» **Task objective**: Could you write out the records below exactly as they appear, leaving out any pictures?

» **Source data**:

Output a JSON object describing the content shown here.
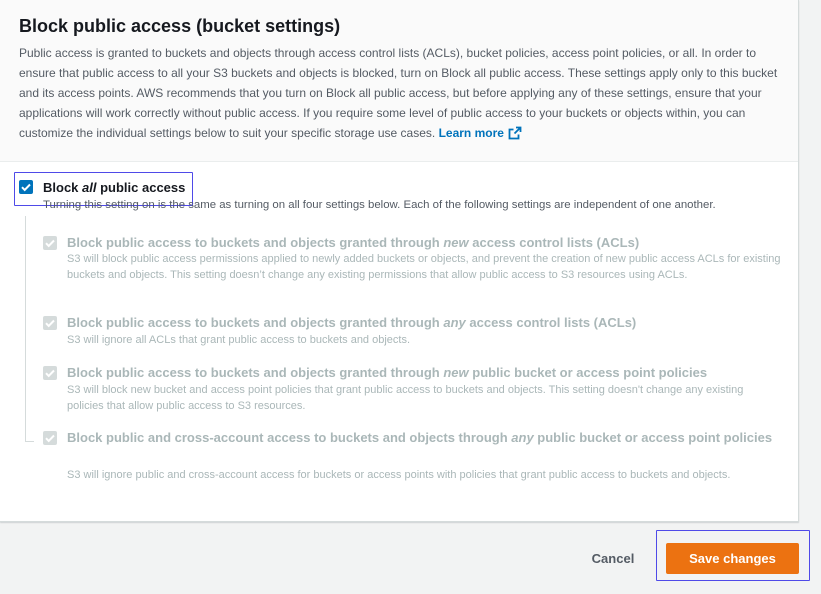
{
  "panel": {
    "title": "Block public access (bucket settings)",
    "description": "Public access is granted to buckets and objects through access control lists (ACLs), bucket policies, access point policies, or all. In order to ensure that public access to all your S3 buckets and objects is blocked, turn on Block all public access. These settings apply only to this bucket and its access points. AWS recommends that you turn on Block all public access, but before applying any of these settings, ensure that your applications will work correctly without public access. If you require some level of public access to your buckets or objects within, you can customize the individual settings below to suit your specific storage use cases.",
    "learn_more": "Learn more",
    "learn_more_icon": "external-link-icon"
  },
  "block_all": {
    "checked": true,
    "label_before": "Block ",
    "label_em": "all",
    "label_after": " public access",
    "description": "Turning this setting on is the same as turning on all four settings below. Each of the following settings are independent of one another."
  },
  "settings": [
    {
      "checked": true,
      "label_before": "Block public access to buckets and objects granted through ",
      "label_em": "new",
      "label_after": " access control lists (ACLs)",
      "description": "S3 will block public access permissions applied to newly added buckets or objects, and prevent the creation of new public access ACLs for existing buckets and objects. This setting doesn’t change any existing permissions that allow public access to S3 resources using ACLs."
    },
    {
      "checked": true,
      "label_before": "Block public access to buckets and objects granted through ",
      "label_em": "any",
      "label_after": " access control lists (ACLs)",
      "description": "S3 will ignore all ACLs that grant public access to buckets and objects."
    },
    {
      "checked": true,
      "label_before": "Block public access to buckets and objects granted through ",
      "label_em": "new",
      "label_after": " public bucket or access point policies",
      "description": "S3 will block new bucket and access point policies that grant public access to buckets and objects. This setting doesn't change any existing policies that allow public access to S3 resources."
    },
    {
      "checked": true,
      "label_before": "Block public and cross-account access to buckets and objects through ",
      "label_em": "any",
      "label_after": " public bucket or access point policies",
      "description": "S3 will ignore public and cross-account access for buckets or access points with policies that grant public access to buckets and objects."
    }
  ],
  "footer": {
    "cancel_label": "Cancel",
    "save_label": "Save changes"
  },
  "colors": {
    "accent": "#0073bb",
    "primary_button": "#ec7211",
    "disabled": "#aab7b8",
    "focus": "#4f4ae8"
  }
}
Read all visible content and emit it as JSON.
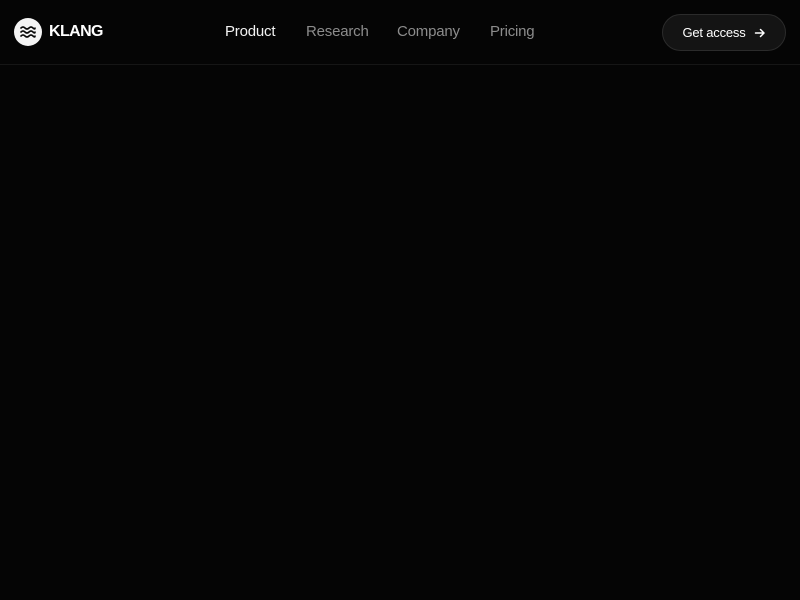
{
  "brand": {
    "name": "KLANG",
    "logo_icon": "waves-icon"
  },
  "nav": {
    "items": [
      {
        "label": "Product",
        "active": true
      },
      {
        "label": "Research",
        "active": false
      },
      {
        "label": "Company",
        "active": false
      },
      {
        "label": "Pricing",
        "active": false
      }
    ]
  },
  "cta": {
    "label": "Get access",
    "icon": "arrow-right-icon"
  },
  "colors": {
    "background": "#050505",
    "text_primary": "#f2f2f2",
    "text_muted": "#8c8c8c",
    "button_bg": "#141414",
    "logo_bg": "#f4f4f4"
  }
}
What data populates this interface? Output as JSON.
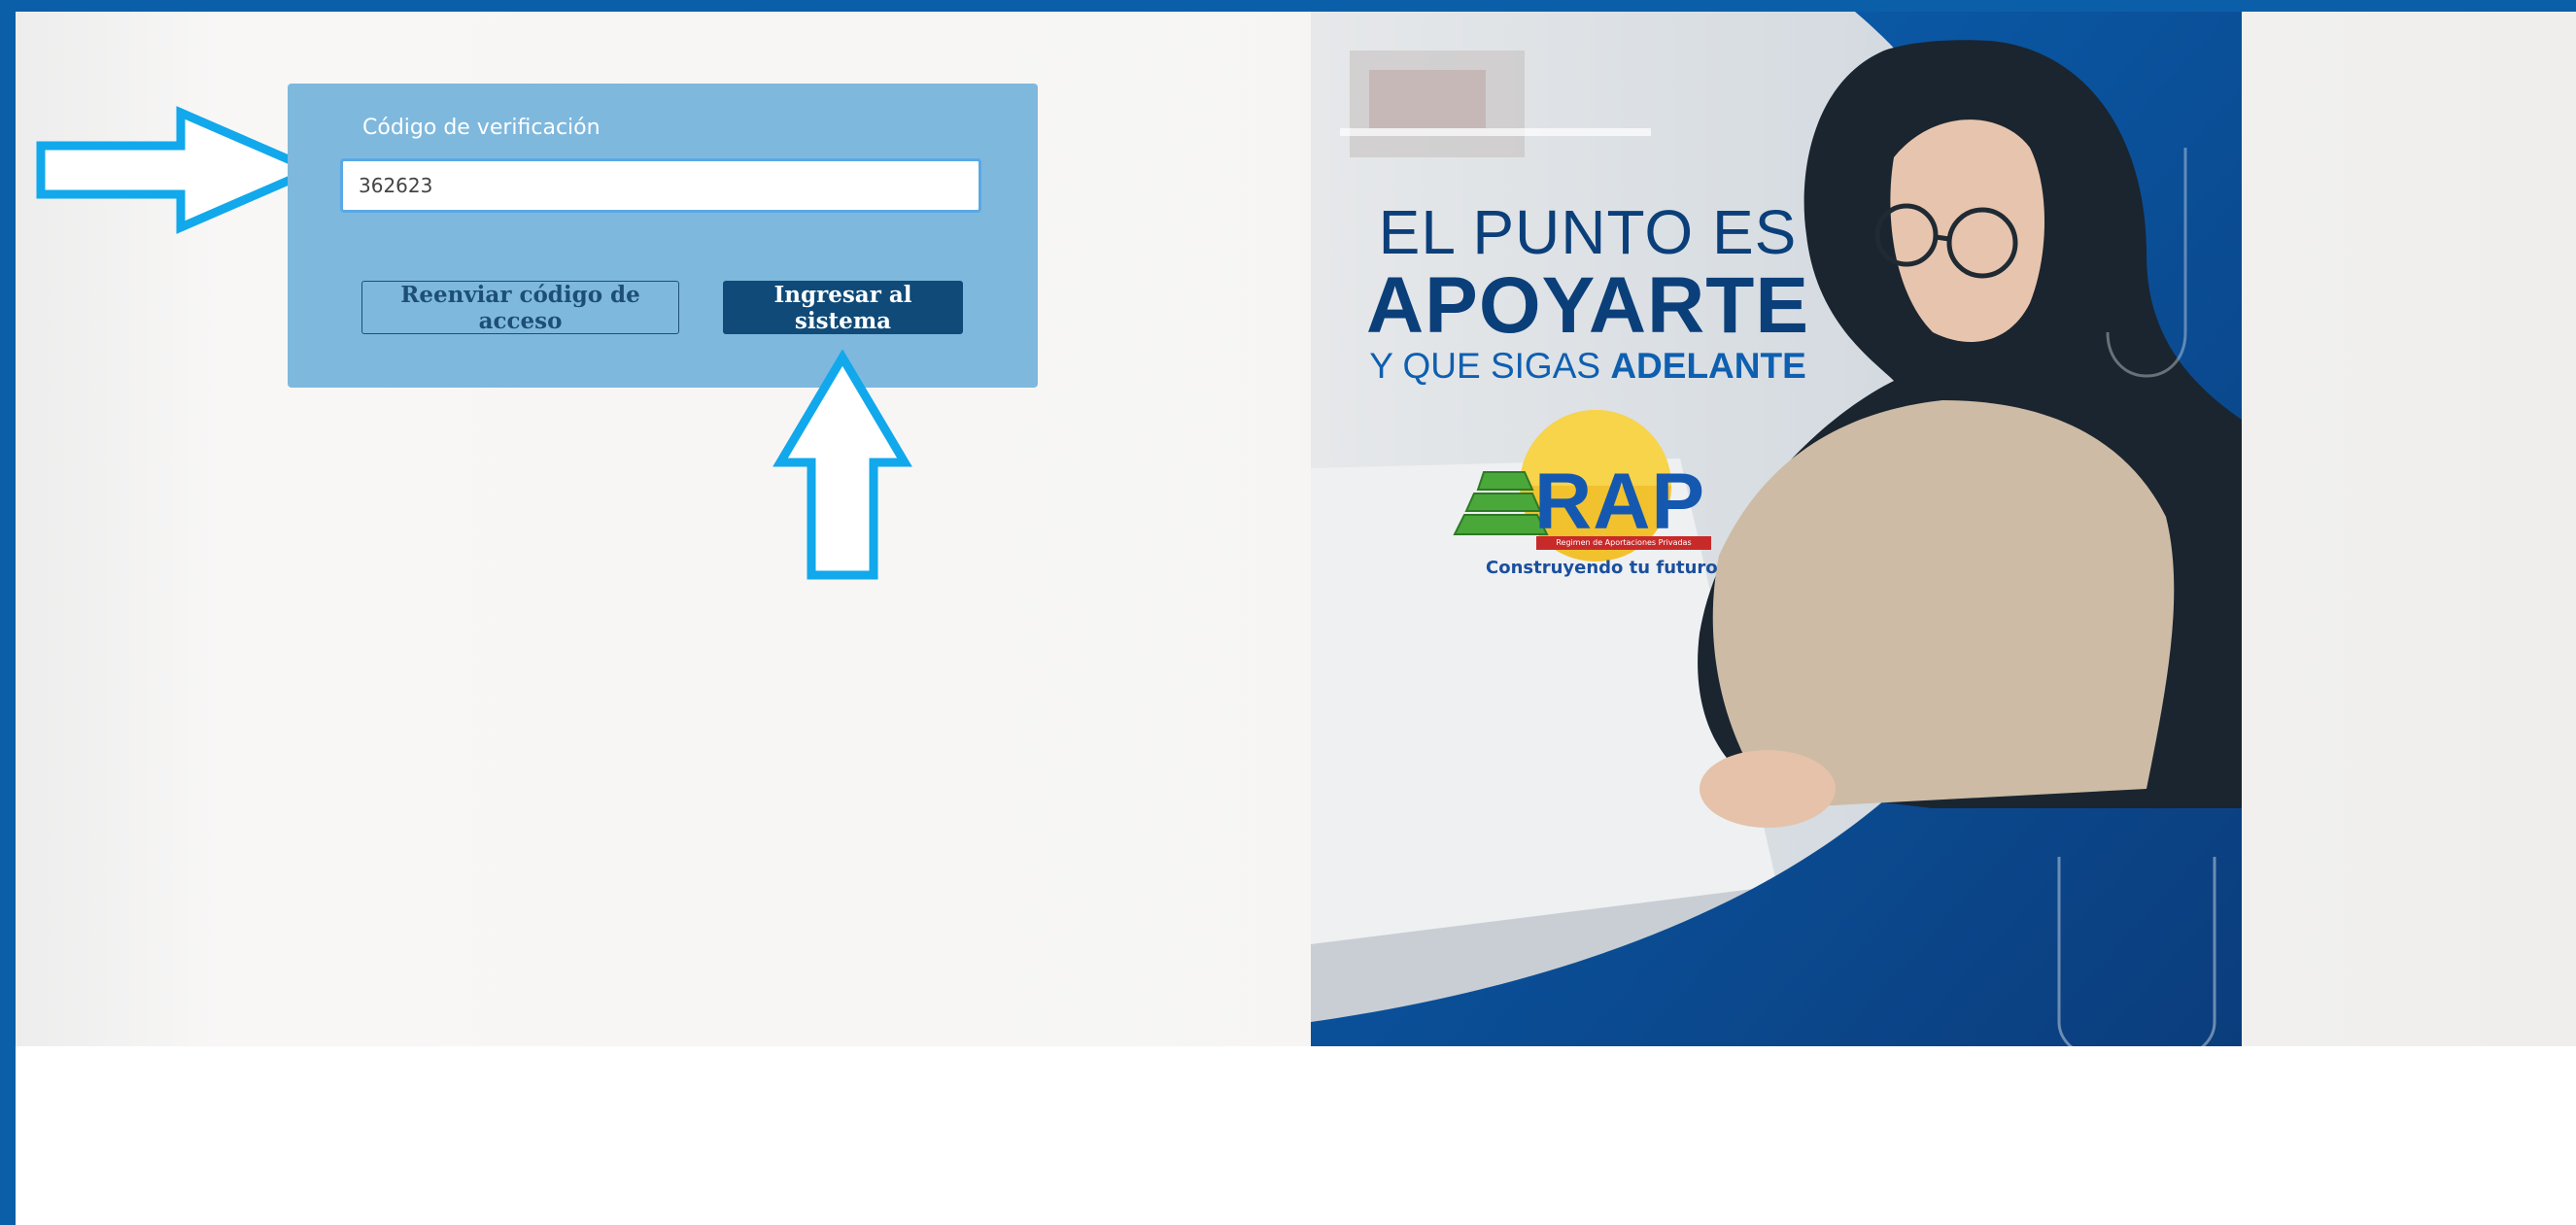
{
  "login": {
    "code_label": "Código de verificación",
    "code_value": "362623",
    "resend_label": "Reenviar código de acceso",
    "submit_label": "Ingresar al sistema"
  },
  "promo": {
    "line1": "EL PUNTO ES",
    "line2": "APOYARTE",
    "line3_prefix": "Y QUE SIGAS ",
    "line3_emphasis": "ADELANTE",
    "logo_text": "RAP",
    "logo_subtitle": "Regimen de Aportaciones Privadas",
    "logo_tagline": "Construyendo tu futuro"
  },
  "colors": {
    "frame_border": "#0b5fa8",
    "card": "#7fb8dd",
    "primary_button": "#0f4a78",
    "annotation_arrow": "#12a8ec",
    "brand_blue": "#0b3f7a"
  },
  "icons": [
    "arrow-right-annotation-icon",
    "arrow-up-annotation-icon"
  ]
}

» **Response**:
Output a JSON object describing the content shown here.
{
  "panel": {
    "title": "Block public access (bucket settings)",
    "description": "Public access is granted to buckets and objects through access control lists (ACLs), bucket policies, access point policies, or all. In order to ensure that public access to all your S3 buckets and objects is blocked, turn on Block all public access. These settings apply only to this bucket and its access points. AWS recommends that you turn on Block all public access, but before applying any of these settings, ensure that your applications will work correctly without public access. If you require some level of public access to your buckets or objects within, you can customize the individual settings below to suit your specific storage use cases.",
    "learn_more": "Learn more",
    "learn_more_icon": "external-link-icon"
  },
  "block_all": {
    "checked": true,
    "label_before": "Block ",
    "label_em": "all",
    "label_after": " public access",
    "description": "Turning this setting on is the same as turning on all four settings below. Each of the following settings are independent of one another."
  },
  "settings": [
    {
      "checked": true,
      "label_before": "Block public access to buckets and objects granted through ",
      "label_em": "new",
      "label_after": " access control lists (ACLs)",
      "description": "S3 will block public access permissions applied to newly added buckets or objects, and prevent the creation of new public access ACLs for existing buckets and objects. This setting doesn’t change any existing permissions that allow public access to S3 resources using ACLs."
    },
    {
      "checked": true,
      "label_before": "Block public access to buckets and objects granted through ",
      "label_em": "any",
      "label_after": " access control lists (ACLs)",
      "description": "S3 will ignore all ACLs that grant public access to buckets and objects."
    },
    {
      "checked": true,
      "label_before": "Block public access to buckets and objects granted through ",
      "label_em": "new",
      "label_after": " public bucket or access point policies",
      "description": "S3 will block new bucket and access point policies that grant public access to buckets and objects. This setting doesn't change any existing policies that allow public access to S3 resources."
    },
    {
      "checked": true,
      "label_before": "Block public and cross-account access to buckets and objects through ",
      "label_em": "any",
      "label_after": " public bucket or access point policies",
      "description": "S3 will ignore public and cross-account access for buckets or access points with policies that grant public access to buckets and objects."
    }
  ],
  "footer": {
    "cancel_label": "Cancel",
    "save_label": "Save changes"
  },
  "colors": {
    "accent": "#0073bb",
    "primary_button": "#ec7211",
    "disabled": "#aab7b8",
    "focus": "#4f4ae8"
  }
}
Read all visible content and emit it as JSON.
{
  "brand": {
    "name": "KLANG",
    "logo_icon": "waves-icon"
  },
  "nav": {
    "items": [
      {
        "label": "Product",
        "active": true
      },
      {
        "label": "Research",
        "active": false
      },
      {
        "label": "Company",
        "active": false
      },
      {
        "label": "Pricing",
        "active": false
      }
    ]
  },
  "cta": {
    "label": "Get access",
    "icon": "arrow-right-icon"
  },
  "colors": {
    "background": "#050505",
    "text_primary": "#f2f2f2",
    "text_muted": "#8c8c8c",
    "button_bg": "#141414",
    "logo_bg": "#f4f4f4"
  }
}
What data populates this interface? Output as JSON.
{
  "login": {
    "code_label": "Código de verificación",
    "code_value": "362623",
    "resend_label": "Reenviar código de acceso",
    "submit_label": "Ingresar al sistema"
  },
  "promo": {
    "line1": "EL PUNTO ES",
    "line2": "APOYARTE",
    "line3_prefix": "Y QUE SIGAS ",
    "line3_emphasis": "ADELANTE",
    "logo_text": "RAP",
    "logo_subtitle": "Regimen de Aportaciones Privadas",
    "logo_tagline": "Construyendo tu futuro"
  },
  "colors": {
    "frame_border": "#0b5fa8",
    "card": "#7fb8dd",
    "primary_button": "#0f4a78",
    "annotation_arrow": "#12a8ec",
    "brand_blue": "#0b3f7a"
  },
  "icons": [
    "arrow-right-annotation-icon",
    "arrow-up-annotation-icon"
  ]
}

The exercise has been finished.